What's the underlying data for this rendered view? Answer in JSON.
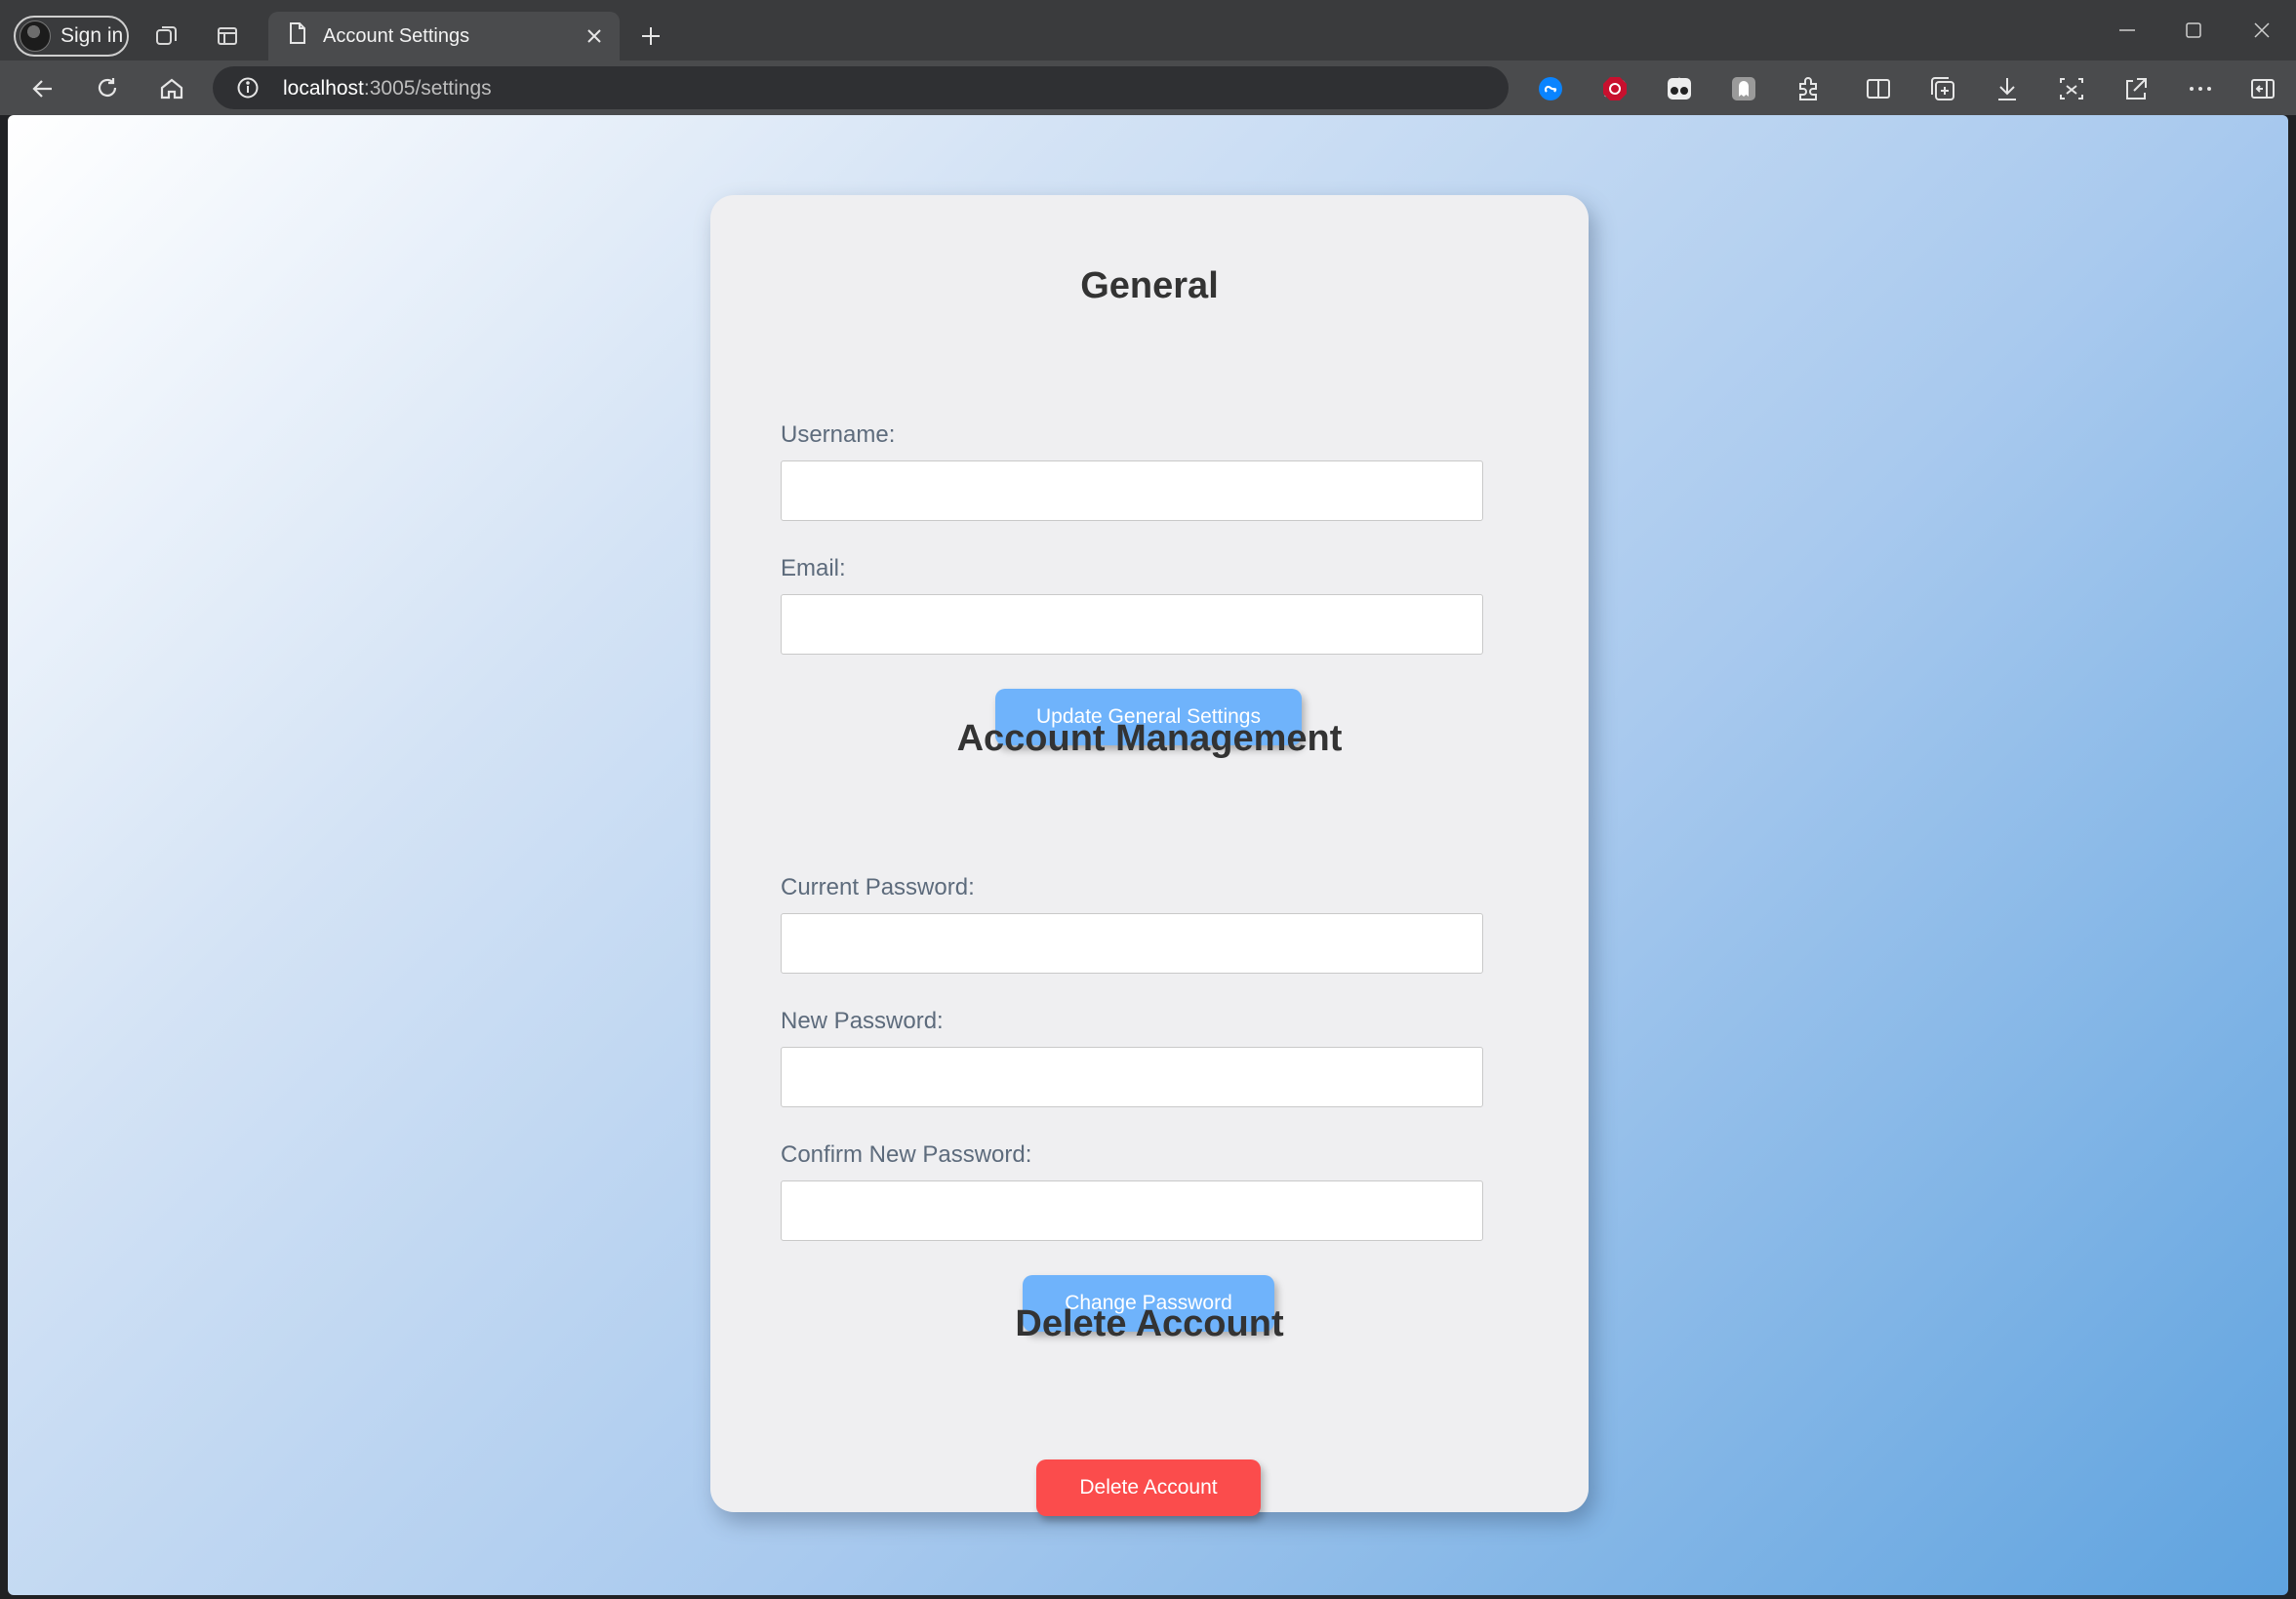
{
  "browser": {
    "profile_label": "Sign in",
    "tab_title": "Account Settings",
    "url_host": "localhost",
    "url_path": ":3005/settings",
    "icons": [
      "workspaces-icon",
      "tab-actions-icon",
      "page-icon",
      "close-icon",
      "new-tab-icon",
      "back-icon",
      "refresh-icon",
      "home-icon",
      "info-icon",
      "read-aloud-icon",
      "favorite-star-icon",
      "shazam-extension-icon",
      "adblock-extension-icon",
      "glasses-extension-icon",
      "ghostery-extension-icon",
      "extensions-puzzle-icon",
      "split-screen-icon",
      "collections-icon",
      "downloads-icon",
      "screenshot-icon",
      "share-icon",
      "more-icon",
      "sidebar-icon"
    ]
  },
  "settings": {
    "general": {
      "title": "General",
      "username_label": "Username:",
      "username_value": "",
      "email_label": "Email:",
      "email_value": "",
      "submit_label": "Update General Settings"
    },
    "account_management": {
      "title": "Account Management",
      "current_password_label": "Current Password:",
      "new_password_label": "New Password:",
      "confirm_password_label": "Confirm New Password:",
      "submit_label": "Change Password"
    },
    "delete_account": {
      "title": "Delete Account",
      "button_label": "Delete Account"
    }
  },
  "colors": {
    "primary_button": "#6fb3fb",
    "danger_button": "#fb4c4c",
    "card_background": "#efeff1",
    "heading_text": "#333333",
    "label_text": "#5d6b7c"
  }
}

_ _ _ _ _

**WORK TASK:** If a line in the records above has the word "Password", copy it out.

**SOLUTION FOR THIS TASK:**
      "current_password_label": "Current Password:",
      "new_password_label": "New Password:",
      "confirm_password_label": "Confirm New Password:",
      "submit_label": "Change Password"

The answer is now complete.